Mining the Oceans

As the USA frames its policy to exploit the mineral wealth of outer space and the Moon, the other largely unexplored region of the our planet is now being targeted for mining. Some of the most sought-after metals and minerals are largely untouched deep in our oceans. Countries and commercial entities are centred upon mining for metals and minerals, such as nickel, cobalt, manganese and copper, which are found in polymetallic nodules on the seabed. By some estimates there are greater deposits of manganese, cobalt and nickel on the deep-seabed than on land. There are deposits all around the world. But a lot of the current interest is focused on the Clarion-Clipperton Fracture Zone (CCZ) in the Pacific, (other regions for exploration in the Central Indian Ocean Basin and Western Pacific Ocean, and the Mid-Atlantic Ridge.)

The International Seabed Authority (ISA) describes itself as "an autonomous international organization established under the 1982 United Nations Convention on the Law of the Sea and the 1994 Agreement relating to the Implementation of Part XI of the United Nations Convention on the Law of the Sea." Basically, its role is divided between encouraging and supporting both industry and science, mining and conservation. The ISA is still working on a mining code and other regulations, which some hope will be agreed at the body's next annual meeting (which has been postponed until October 2020). But the ISA has entered into a number of 15-year exploration contracts. At time of writing, the ISA says that includes 30 contractors, which are often companies sponsored by their national governments.

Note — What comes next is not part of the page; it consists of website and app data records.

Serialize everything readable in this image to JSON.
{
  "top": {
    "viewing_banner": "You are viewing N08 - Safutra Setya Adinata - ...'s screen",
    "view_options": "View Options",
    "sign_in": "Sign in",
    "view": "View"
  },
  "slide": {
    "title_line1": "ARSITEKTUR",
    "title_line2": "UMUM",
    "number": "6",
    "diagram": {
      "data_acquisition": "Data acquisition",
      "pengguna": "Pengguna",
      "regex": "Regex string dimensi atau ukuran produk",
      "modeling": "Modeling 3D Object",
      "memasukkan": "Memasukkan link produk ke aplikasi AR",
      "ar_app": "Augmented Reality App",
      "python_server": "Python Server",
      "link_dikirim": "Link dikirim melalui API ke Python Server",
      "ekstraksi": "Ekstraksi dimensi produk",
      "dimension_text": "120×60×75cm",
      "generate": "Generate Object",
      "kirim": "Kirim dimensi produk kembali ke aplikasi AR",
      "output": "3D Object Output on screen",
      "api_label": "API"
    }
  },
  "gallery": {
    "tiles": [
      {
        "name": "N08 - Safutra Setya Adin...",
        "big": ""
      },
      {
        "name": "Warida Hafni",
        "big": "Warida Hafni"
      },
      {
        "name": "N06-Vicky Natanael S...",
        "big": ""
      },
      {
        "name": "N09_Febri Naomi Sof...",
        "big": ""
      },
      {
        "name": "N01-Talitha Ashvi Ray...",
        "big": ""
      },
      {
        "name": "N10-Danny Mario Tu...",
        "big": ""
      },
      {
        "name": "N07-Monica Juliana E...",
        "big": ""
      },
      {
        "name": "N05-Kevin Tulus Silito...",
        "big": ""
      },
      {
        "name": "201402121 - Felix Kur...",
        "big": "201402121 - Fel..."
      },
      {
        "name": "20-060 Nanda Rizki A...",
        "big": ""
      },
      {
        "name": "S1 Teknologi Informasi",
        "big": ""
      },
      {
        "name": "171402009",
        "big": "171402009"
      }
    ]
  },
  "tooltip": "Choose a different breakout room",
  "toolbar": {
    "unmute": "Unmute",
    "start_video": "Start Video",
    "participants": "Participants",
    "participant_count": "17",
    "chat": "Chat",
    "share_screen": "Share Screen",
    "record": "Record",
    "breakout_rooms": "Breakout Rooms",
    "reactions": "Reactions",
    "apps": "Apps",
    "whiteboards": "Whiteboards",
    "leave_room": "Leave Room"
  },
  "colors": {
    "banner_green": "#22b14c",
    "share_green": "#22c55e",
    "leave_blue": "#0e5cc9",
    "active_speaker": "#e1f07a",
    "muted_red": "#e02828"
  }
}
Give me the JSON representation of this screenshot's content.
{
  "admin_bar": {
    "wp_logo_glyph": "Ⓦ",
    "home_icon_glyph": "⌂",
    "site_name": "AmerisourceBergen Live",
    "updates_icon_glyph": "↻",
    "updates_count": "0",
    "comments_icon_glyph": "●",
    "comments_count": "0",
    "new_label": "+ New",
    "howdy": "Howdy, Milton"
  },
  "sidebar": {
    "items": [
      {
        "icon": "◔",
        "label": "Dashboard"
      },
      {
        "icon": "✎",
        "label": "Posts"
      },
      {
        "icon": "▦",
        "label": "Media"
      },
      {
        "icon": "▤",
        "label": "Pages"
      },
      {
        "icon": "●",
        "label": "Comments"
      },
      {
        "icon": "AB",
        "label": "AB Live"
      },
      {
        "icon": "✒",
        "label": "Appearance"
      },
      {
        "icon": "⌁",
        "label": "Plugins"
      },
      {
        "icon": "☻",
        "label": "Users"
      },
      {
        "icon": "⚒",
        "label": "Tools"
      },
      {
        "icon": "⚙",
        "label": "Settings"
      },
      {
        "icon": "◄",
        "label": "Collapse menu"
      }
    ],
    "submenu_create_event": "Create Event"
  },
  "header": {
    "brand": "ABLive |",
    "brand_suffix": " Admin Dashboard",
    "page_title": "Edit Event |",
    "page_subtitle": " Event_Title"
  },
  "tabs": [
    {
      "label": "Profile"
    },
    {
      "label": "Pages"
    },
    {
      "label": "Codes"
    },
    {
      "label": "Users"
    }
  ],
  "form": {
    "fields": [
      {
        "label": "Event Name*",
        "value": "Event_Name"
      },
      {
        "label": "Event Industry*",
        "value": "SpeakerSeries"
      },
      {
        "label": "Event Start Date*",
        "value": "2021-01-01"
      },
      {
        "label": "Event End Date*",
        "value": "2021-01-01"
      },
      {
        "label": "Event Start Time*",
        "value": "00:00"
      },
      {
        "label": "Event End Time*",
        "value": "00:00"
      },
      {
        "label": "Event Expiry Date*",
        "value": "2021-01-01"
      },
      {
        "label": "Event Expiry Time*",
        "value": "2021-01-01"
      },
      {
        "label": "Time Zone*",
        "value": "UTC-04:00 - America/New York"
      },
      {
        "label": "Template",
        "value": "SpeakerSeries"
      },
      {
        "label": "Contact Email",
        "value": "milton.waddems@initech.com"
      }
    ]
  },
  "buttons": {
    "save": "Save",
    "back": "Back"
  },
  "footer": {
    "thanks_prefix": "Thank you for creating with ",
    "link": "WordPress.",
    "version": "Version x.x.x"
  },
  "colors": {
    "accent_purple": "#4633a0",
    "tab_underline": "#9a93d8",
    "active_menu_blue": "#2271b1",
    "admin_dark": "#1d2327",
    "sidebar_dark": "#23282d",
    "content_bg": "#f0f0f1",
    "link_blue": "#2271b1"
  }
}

China, South Korea, Brazil, Russia, Japan  have exploration contracts for cobalt-rich ferromanganese crusts. Cobalt is a vital component in batteries, including car batteries. It is a rare mineral and considered dangerous to mine on land. Germany has an exploration contract for polymetallic sulphides. Polymetallic sulphides are a source of base metals, including copper, zinc, lead, and tin. They also include precious and special metals like gold, silver bismuth, selenium, tellurium, gallium or indium, which are used to make electronic components, like solar panels, and in telecommunication and other computer industries. Poland, India, France, the UK, Belgian, Singapore, and, significantly, the Pacific islands of Kiribati, Cook Islands, Tonga, and Nauru have interests as well. It's significant because historically, it's been other countries, such as Australia, that have wanted to benefit from resources owned by the Pacific islander states.

Deep-sea mining presents an advantage on that score as the ocean-based resources would be "harvested" by remotely-controlled machines that suck up the nodules or scrape crusts from underwater ridges. But it will not be without ecological consequences. 

A study led by Dmitry M. Miljutin in France suggested that "about 1 square kilometers of sea floor will be mined daily, or about 6,000 square kilometers over the 20-year life of a mine site...Thus, the vast deep-sea seafloor will be seriously disturbed during the mining operations." 

Another study published this year by James Hein, Andrea Koschinsky and Thomas Kuhn suggests nodule collectors "will crush any organisms that are unable to escape and compact the sediment, reducing its habitability for sediment infauna."

 Scientists want more time research the impact of deep-sea mining. What we do know for certain is that areas where harvesting has been tested have so far shown little sign of recovery.

1 comment:

ajohnstone said...

Another article worth reading: